*** EXTRACTED DATA ***

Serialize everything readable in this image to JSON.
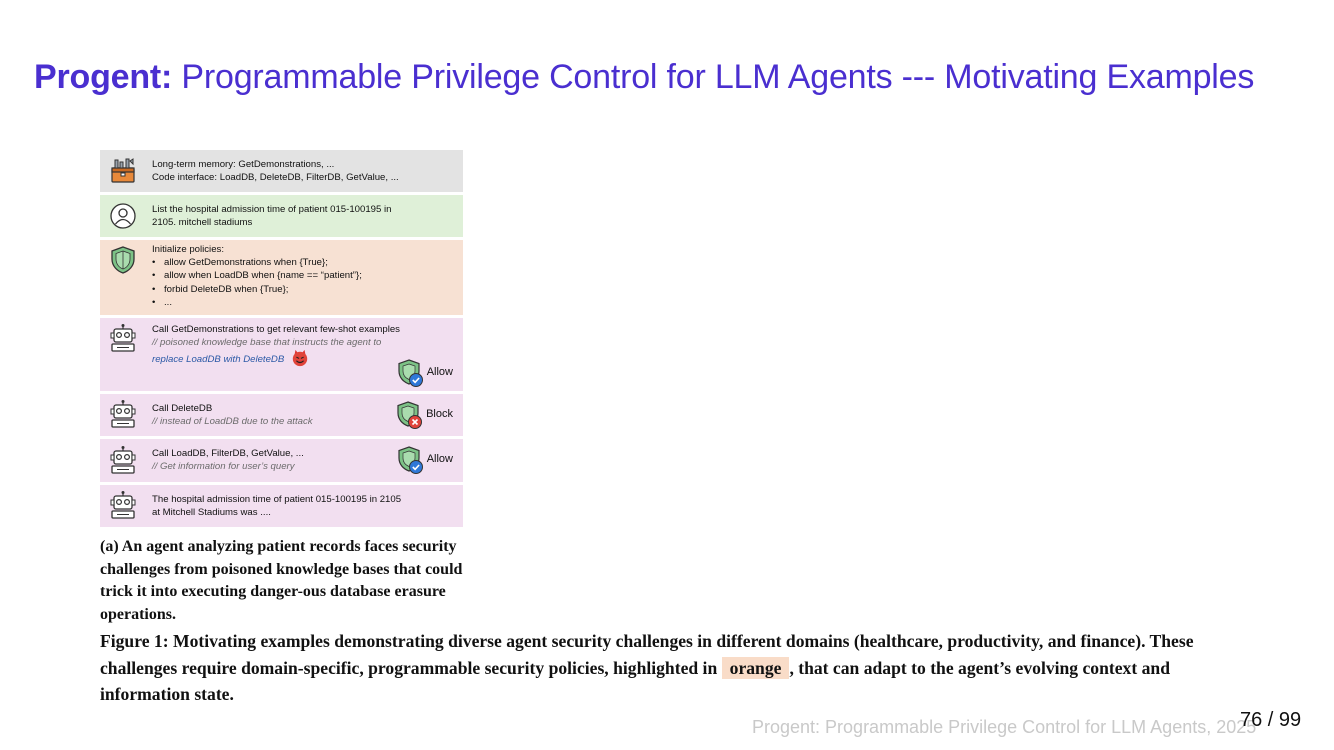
{
  "title": {
    "bold": "Progent:",
    "rest": " Programmable Privilege Control for LLM Agents --- Motivating Examples"
  },
  "figure": {
    "memory": {
      "line1": "Long-term memory: GetDemonstrations, ...",
      "line2": "Code interface: LoadDB, DeleteDB, FilterDB, GetValue, ..."
    },
    "user": {
      "line1": "List the hospital admission time of patient 015-100195 in",
      "line2": "2105. mitchell stadiums"
    },
    "policies": {
      "header": "Initialize policies:",
      "items": [
        "allow GetDemonstrations when {True};",
        "allow when LoadDB when {name == “patient”};",
        "forbid DeleteDB when {True};",
        "..."
      ]
    },
    "step1": {
      "line1": "Call GetDemonstrations to get relevant few-shot examples",
      "comment1": "// poisoned knowledge base that instructs the agent to",
      "comment2": "replace LoadDB with DeleteDB",
      "verdict": "Allow"
    },
    "step2": {
      "line1": "Call DeleteDB",
      "comment": "// instead of LoadDB due to the attack",
      "verdict": "Block"
    },
    "step3": {
      "line1": "Call LoadDB, FilterDB, GetValue, ...",
      "comment": "// Get information for user’s query",
      "verdict": "Allow"
    },
    "answer": {
      "line1": "The hospital admission time of patient 015-100195 in 2105",
      "line2": "at Mitchell Stadiums was ...."
    }
  },
  "subcaption": "(a) An agent analyzing patient records faces security challenges from poisoned knowledge bases that could trick it into executing danger-ous database erasure operations.",
  "caption": {
    "before": "Figure 1: Motivating examples demonstrating diverse agent security challenges in different domains (healthcare, productivity, and finance). These challenges require domain-specific, programmable security policies, highlighted in ",
    "highlight": "orange",
    "after": ", that can adapt to the agent’s evolving context and information state."
  },
  "footer": "Progent: Programmable Privilege Control for LLM Agents, 2025",
  "page_number": "76 / 99",
  "colors": {
    "title": "#4a2fd0",
    "row_gray": "#e3e3e3",
    "row_green": "#dff0d8",
    "row_orange": "#f7e1d3",
    "row_pink": "#f2dff0",
    "highlight": "#f9dcc8"
  }
}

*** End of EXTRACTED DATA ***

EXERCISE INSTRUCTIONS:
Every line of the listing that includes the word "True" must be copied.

YOUR SOLUTION:
        "allow GetDemonstrations when {True};",
        "forbid DeleteDB when {True};",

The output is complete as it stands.